EXERCISE DESCRIPTION:
Type out the lines below exactly, pictures excluded.

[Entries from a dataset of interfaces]
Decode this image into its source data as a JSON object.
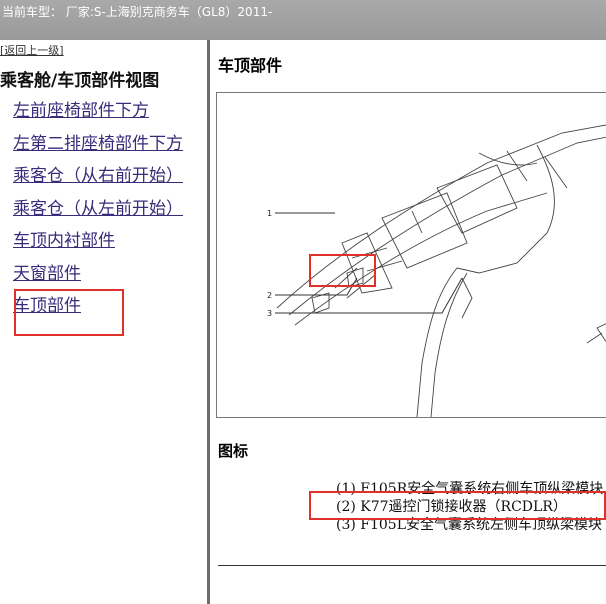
{
  "header": {
    "text": "当前车型： 厂家:S-上海别克商务车（GL8）2011-"
  },
  "nav": {
    "back_label": "[返回上一级]",
    "title": "乘客舱/车顶部件视图",
    "items": [
      {
        "label": "左前座椅部件下方"
      },
      {
        "label": "左第二排座椅部件下方"
      },
      {
        "label": "乘客仓（从右前开始）"
      },
      {
        "label": "乘客仓（从左前开始）"
      },
      {
        "label": "车顶内衬部件"
      },
      {
        "label": "天窗部件"
      },
      {
        "label": "车顶部件"
      }
    ]
  },
  "main": {
    "title": "车顶部件",
    "figure_callouts": [
      "1",
      "2",
      "3"
    ],
    "legend_title": "图标",
    "legend": [
      {
        "label": "(1) F105R安全气囊系统右侧车顶纵梁模块"
      },
      {
        "label": "(2) K77遥控门锁接收器（RCDLR）"
      },
      {
        "label": "(3) F105L安全气囊系统左侧车顶纵梁模块"
      }
    ]
  },
  "colors": {
    "header_bg": "#a9a9a9",
    "link": "#3a2a7a",
    "highlight": "#e0302a",
    "divider": "#6e6e6e"
  }
}
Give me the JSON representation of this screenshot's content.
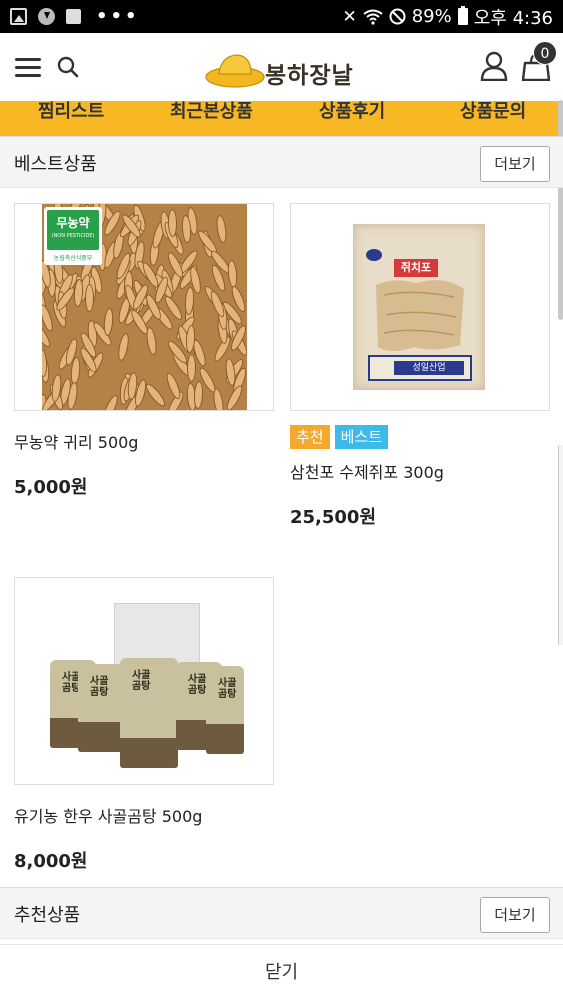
{
  "status_bar": {
    "battery": "89%",
    "time": "오후 4:36",
    "dots": "•••"
  },
  "header": {
    "logo_text": "봉하장날",
    "cart_count": "0",
    "icons": [
      "menu-icon",
      "search-icon",
      "user-icon",
      "cart-icon"
    ]
  },
  "tabs": [
    {
      "label": "찜리스트"
    },
    {
      "label": "최근본상품"
    },
    {
      "label": "상품후기"
    },
    {
      "label": "상품문의"
    }
  ],
  "best_section": {
    "title": "베스트상품",
    "more_label": "더보기",
    "products": [
      {
        "name": "무농약 귀리 500g",
        "price": "5,000원",
        "image_badge": "무농약",
        "image_badge_sub": "(NON PESTICIDE)",
        "image_badge_foot": "농림축산식품부"
      },
      {
        "name": "삼천포 수제쥐포 300g",
        "price": "25,500원",
        "badges": [
          "추천",
          "베스트"
        ],
        "pack_label": "쥐치포",
        "pack_brand": "성일산업"
      },
      {
        "name": "유기농 한우 사골곰탕 500g",
        "price": "8,000원",
        "pouch_label": "사골곰탕"
      }
    ]
  },
  "recommended_section": {
    "title": "추천상품",
    "more_label": "더보기"
  },
  "close_label": "닫기",
  "colors": {
    "tab_bar": "#f8b824",
    "badge_recommend": "#f6a82b",
    "badge_best": "#3dbbe8"
  }
}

EXERCISE RESULT:
Decode this image into its source data as a JSON object.
{
  "header": {
    "text": "当前车型： 厂家:S-上海别克商务车（GL8）2011-"
  },
  "nav": {
    "back_label": "[返回上一级]",
    "title": "乘客舱/车顶部件视图",
    "items": [
      {
        "label": "左前座椅部件下方"
      },
      {
        "label": "左第二排座椅部件下方"
      },
      {
        "label": "乘客仓（从右前开始）"
      },
      {
        "label": "乘客仓（从左前开始）"
      },
      {
        "label": "车顶内衬部件"
      },
      {
        "label": "天窗部件"
      },
      {
        "label": "车顶部件"
      }
    ]
  },
  "main": {
    "title": "车顶部件",
    "figure_callouts": [
      "1",
      "2",
      "3"
    ],
    "legend_title": "图标",
    "legend": [
      {
        "label": "(1) F105R安全气囊系统右侧车顶纵梁模块"
      },
      {
        "label": "(2) K77遥控门锁接收器（RCDLR）"
      },
      {
        "label": "(3) F105L安全气囊系统左侧车顶纵梁模块"
      }
    ]
  },
  "colors": {
    "header_bg": "#a9a9a9",
    "link": "#3a2a7a",
    "highlight": "#e0302a",
    "divider": "#6e6e6e"
  }
}
Give me the JSON representation of this screenshot's content.
{
  "status_bar": {
    "battery": "89%",
    "time": "오후 4:36",
    "dots": "•••"
  },
  "header": {
    "logo_text": "봉하장날",
    "cart_count": "0",
    "icons": [
      "menu-icon",
      "search-icon",
      "user-icon",
      "cart-icon"
    ]
  },
  "tabs": [
    {
      "label": "찜리스트"
    },
    {
      "label": "최근본상품"
    },
    {
      "label": "상품후기"
    },
    {
      "label": "상품문의"
    }
  ],
  "best_section": {
    "title": "베스트상품",
    "more_label": "더보기",
    "products": [
      {
        "name": "무농약 귀리 500g",
        "price": "5,000원",
        "image_badge": "무농약",
        "image_badge_sub": "(NON PESTICIDE)",
        "image_badge_foot": "농림축산식품부"
      },
      {
        "name": "삼천포 수제쥐포 300g",
        "price": "25,500원",
        "badges": [
          "추천",
          "베스트"
        ],
        "pack_label": "쥐치포",
        "pack_brand": "성일산업"
      },
      {
        "name": "유기농 한우 사골곰탕 500g",
        "price": "8,000원",
        "pouch_label": "사골곰탕"
      }
    ]
  },
  "recommended_section": {
    "title": "추천상품",
    "more_label": "더보기"
  },
  "close_label": "닫기",
  "colors": {
    "tab_bar": "#f8b824",
    "badge_recommend": "#f6a82b",
    "badge_best": "#3dbbe8"
  }
}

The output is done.